Many workplaces opt to test their employees for drugs and alcohol, but there can be issues with the quality of testing being used.
The Christmas period tends to encourage an increase in alcohol consumption, but it can sometimes be difficult to determine how much is too much.
Mandatory drug and alcohol testing is now required under Building Code 2013 for Commonwealth-funded projects. Changes to the code came into effect 12 months ago and have had a noticeable flow-on effect across the construction industry, according to LaneWorkSafe.
WA drink drivers will have to pay approximately $1600 for the installation of an alcohol interlock system on their vehicles under tough new laws.
When managing an in-house testing program, minimising the distress that an alternate result can elicit relies on adequate education and training to ensure staff are able handle the situation as required by law and to provide the appropriate levels of support as needed.
Results from Queensland wastewater show methamphetamine consumption has increased five times since 2009.
In this article, Safety Solutions asks MedVet's in-house toxicologist Steve Korkoneas about what drug and alcohol testing results are revealing about Australian workplaces and how drug and alcohol testing policies and procedures can be implemented effectively.
Most people recognise that drug or alcohol abuse can be a warning sign of a mental health crisis.
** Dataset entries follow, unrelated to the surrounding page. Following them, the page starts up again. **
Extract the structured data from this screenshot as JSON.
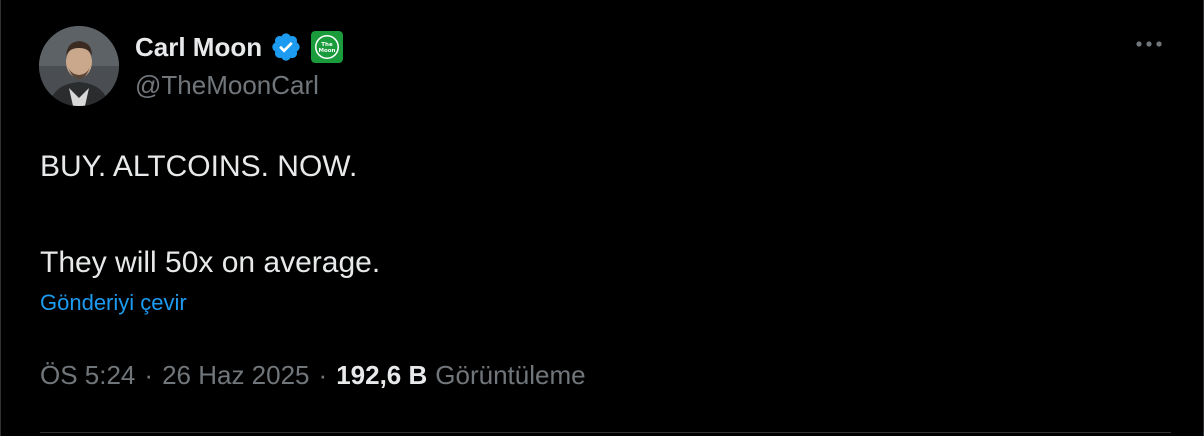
{
  "author": {
    "display_name": "Carl Moon",
    "handle": "@TheMoonCarl",
    "verified_icon": "verified-badge-icon",
    "affiliate_badge": "the-moon-affiliate-badge",
    "affiliate_badge_text": "The Moon",
    "avatar": "avatar-photo"
  },
  "tweet": {
    "text": "BUY. ALTCOINS. NOW.\n\nThey will 50x on average.",
    "translate_label": "Gönderiyi çevir",
    "time": "ÖS 5:24",
    "separator": "·",
    "date": "26 Haz 2025",
    "views_count": "192,6 B",
    "views_label": "Görüntüleme"
  },
  "colors": {
    "background": "#000000",
    "text_primary": "#e7e9ea",
    "text_secondary": "#71767b",
    "link": "#1d9bf0",
    "verified": "#1d9bf0",
    "affiliate_green": "#1a9b3c",
    "divider": "#2f3336"
  },
  "icons": {
    "more": "more-options-icon"
  }
}
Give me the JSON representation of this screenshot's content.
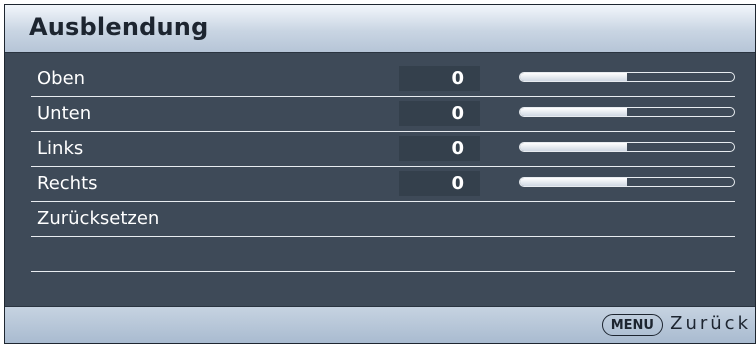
{
  "title": "Ausblendung",
  "rows": [
    {
      "label": "Oben",
      "value": "0",
      "level": 0.5
    },
    {
      "label": "Unten",
      "value": "0",
      "level": 0.5
    },
    {
      "label": "Links",
      "value": "0",
      "level": 0.5
    },
    {
      "label": "Rechts",
      "value": "0",
      "level": 0.5
    }
  ],
  "reset_label": "Zurücksetzen",
  "footer": {
    "menu_key": "MENU",
    "back_label": "Zurück"
  }
}
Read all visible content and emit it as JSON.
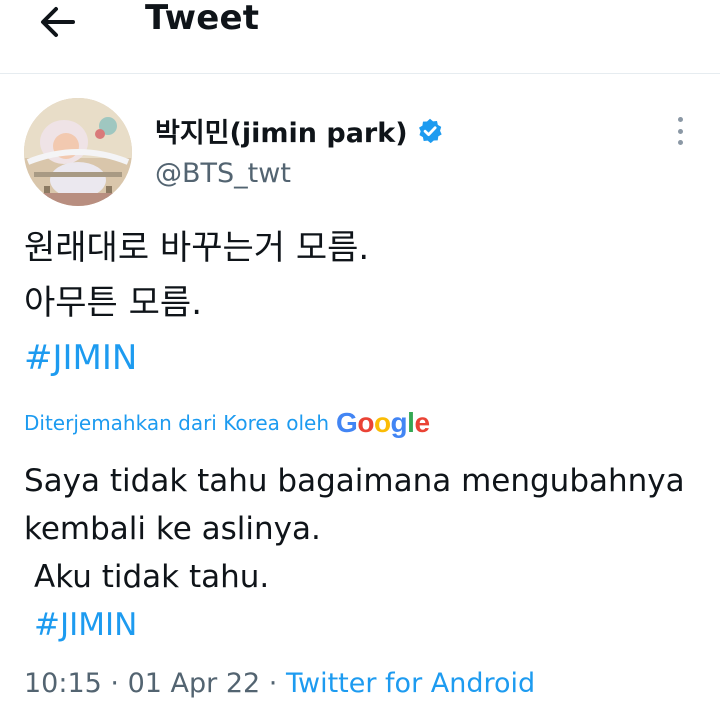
{
  "header": {
    "title": "Tweet",
    "back_icon": "arrow-left-icon"
  },
  "tweet": {
    "author": {
      "display_name": "박지민(jimin park)",
      "handle": "@BTS_twt",
      "verified_icon": "verified-badge-icon"
    },
    "more_icon": "more-vertical-icon",
    "text_lines": [
      "원래대로 바꾸는거 모름.",
      "아무튼 모름."
    ],
    "hashtag": "#JIMIN",
    "translation": {
      "label": "Diterjemahkan dari Korea oleh",
      "provider": "Google",
      "lines": [
        "Saya tidak tahu bagaimana mengubahnya",
        "kembali ke aslinya.",
        "Aku tidak tahu."
      ],
      "hashtag": "#JIMIN"
    },
    "timestamp": {
      "time": "10:15",
      "separator": "·",
      "date": "01 Apr 22",
      "source": "Twitter for Android"
    }
  },
  "colors": {
    "link": "#1d9bf0",
    "secondary_text": "#536471",
    "primary_text": "#0f1419"
  }
}
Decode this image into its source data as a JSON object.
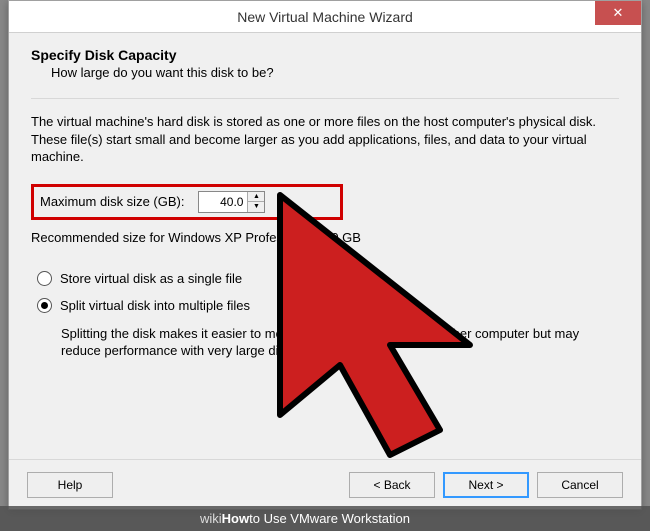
{
  "window": {
    "title": "New Virtual Machine Wizard"
  },
  "page": {
    "heading": "Specify Disk Capacity",
    "subheading": "How large do you want this disk to be?",
    "description": "The virtual machine's hard disk is stored as one or more files on the host computer's physical disk. These file(s) start small and become larger as you add applications, files, and data to your virtual machine.",
    "disk_label": "Maximum disk size (GB):",
    "disk_value": "40.0",
    "recommended": "Recommended size for Windows XP Professional: 40 GB",
    "radio_single": "Store virtual disk as a single file",
    "radio_split": "Split virtual disk into multiple files",
    "split_desc": "Splitting the disk makes it easier to move the virtual machine to another computer but may reduce performance with very large disks."
  },
  "buttons": {
    "help": "Help",
    "back": "< Back",
    "next": "Next >",
    "cancel": "Cancel"
  },
  "watermark": {
    "brand_a": "wiki",
    "brand_b": "How",
    "caption": " to Use VMware Workstation"
  }
}
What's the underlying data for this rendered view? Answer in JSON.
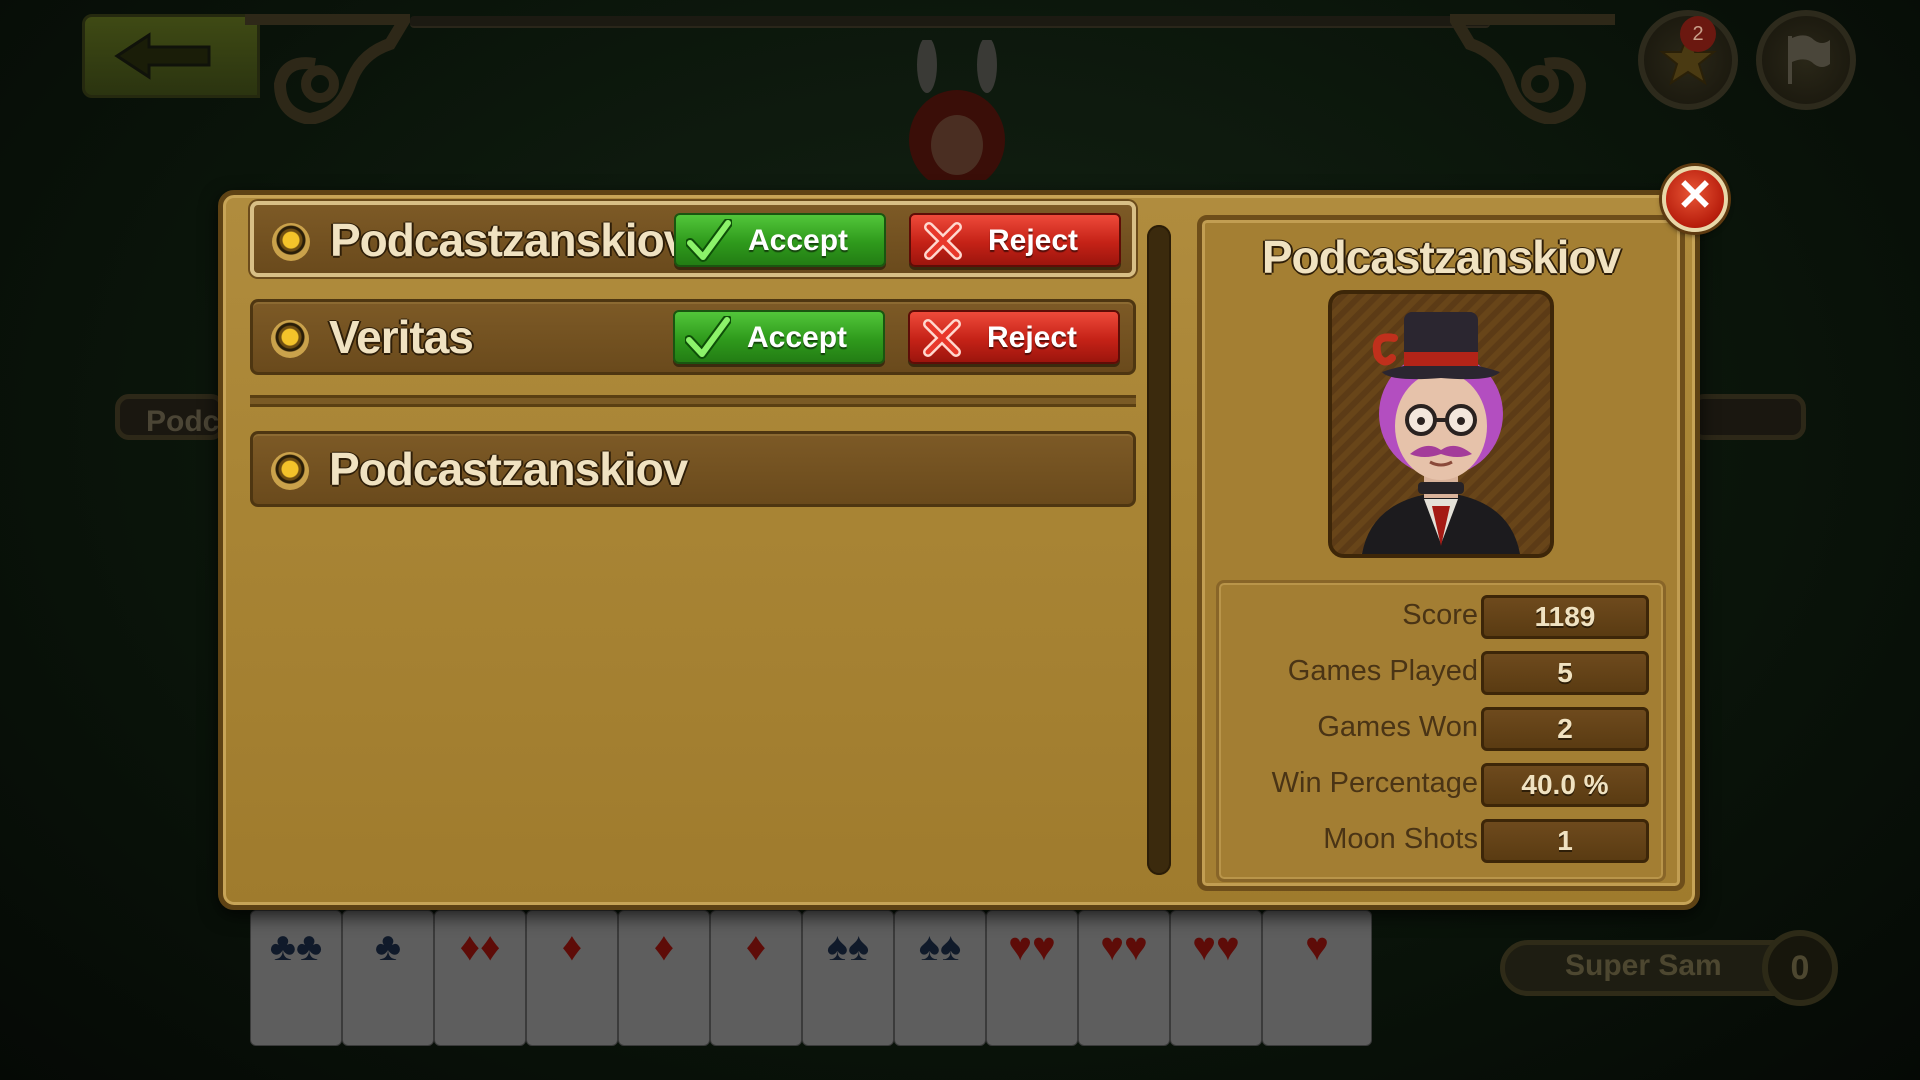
{
  "background": {
    "side_label_left": "Podc",
    "player_plate": {
      "name": "Super Sam",
      "score": "0"
    },
    "notification_count": "2"
  },
  "requests": [
    {
      "name": "Podcastzanskiov",
      "accept_label": "Accept",
      "reject_label": "Reject",
      "selected": true
    },
    {
      "name": "Veritas",
      "accept_label": "Accept",
      "reject_label": "Reject",
      "selected": false
    }
  ],
  "friends": [
    {
      "name": "Podcastzanskiov"
    }
  ],
  "close_label": "✕",
  "profile": {
    "name": "Podcastzanskiov",
    "stats": [
      {
        "label": "Score",
        "value": "1189"
      },
      {
        "label": "Games Played",
        "value": "5"
      },
      {
        "label": "Games Won",
        "value": "2"
      },
      {
        "label": "Win Percentage",
        "value": "40.0 %"
      },
      {
        "label": "Moon Shots",
        "value": "1"
      }
    ]
  },
  "colors": {
    "accept_green": "#2f9a1c",
    "reject_red": "#c52217",
    "panel_gold": "#a98535",
    "row_brown": "#6a4a1c"
  },
  "icons": [
    "back-arrow-icon",
    "star-icon",
    "flag-icon",
    "check-icon",
    "x-icon",
    "close-icon",
    "radio-dot-icon"
  ]
}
As such, drug and alcohol testing can be the first to uncover what may well be a potential problem. Likewise, wellness programs establish positively focused activities to improve the mental and physical health of the workforce. Both are opportunities to support the mental health of the workforce but doing so comes with its own set of challenges. Ensuring your programs are, and are seen to be, fair and reasonable is essential to secure the support and participation of your stakeholders.
As drug use becomes more prevalent, the impact it has on business and the economy overall is becoming harder to ignore. Many industry sectors are now at significant risk of failing to meet their WHS obligations — and it is no longer just transport, construction and other trades in the firing line.
A national drug testing laboratory group has warned that a wave of designer drugs that can only be found with advanced screening is infiltrating Australian workplaces.